Posted Jun 12, 2008 05:11 pm CDT
Within the next four years or so, the United Kingdom market for legal services will become one of the most lightly regulated in the world. And, as literally hundreds of well-funded businesses line up to invest in law firms there by 2012, when the Legal Services Act will allow non-attorneys to own law firms, existing law firms operated by attorneys that are not well-run can expect to suffer, a leading private investor says.
In a videotaped interview with David Morley, a senior partner of Allen & Overy, investor Jeremy Hand, who serves as chairman of the British Private Equity & Venture Capital Association, says law firms should be thinking now about the potential for selling shares to non-attorney owners, and how that could affect their practices, reports Legal Week.
“Whether people like it or not, the Legal Services Act is going to create significant external pressure.
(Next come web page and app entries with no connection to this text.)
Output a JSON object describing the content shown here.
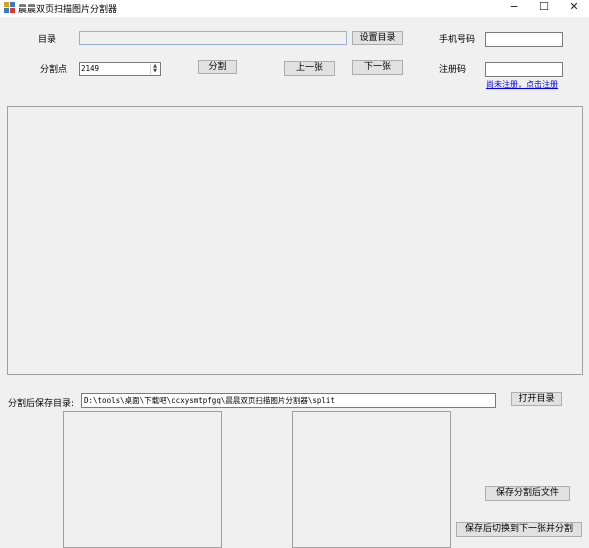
{
  "window": {
    "title": "晨晨双页扫描图片分割器",
    "minimize": "−",
    "maximize": "☐",
    "close": "✕"
  },
  "top": {
    "dir_label": "目录",
    "dir_value": "",
    "set_dir_button": "设置目录",
    "phone_label": "手机号码",
    "phone_value": "",
    "split_point_label": "分割点",
    "split_point_value": "2149",
    "split_button": "分割",
    "prev_button": "上一张",
    "next_button": "下一张",
    "reg_label": "注册码",
    "reg_value": "",
    "reg_link": "尚未注册，点击注册"
  },
  "bottom": {
    "save_dir_label": "分割后保存目录:",
    "save_dir_value": "D:\\tools\\桌面\\下载吧\\ccxysmtpfgq\\晨晨双页扫描图片分割器\\split",
    "open_dir_button": "打开目录",
    "save_split_button": "保存分割后文件",
    "save_next_button": "保存后切换到下一张并分割"
  },
  "colors": {
    "background": "#f0f0f0",
    "link": "#0000ee",
    "button_face": "#e1e1e1"
  }
}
If you are not well-run, well-capitalized and strategically well-positioned, you may be a loser. And you probably will be a loser,” Hand says.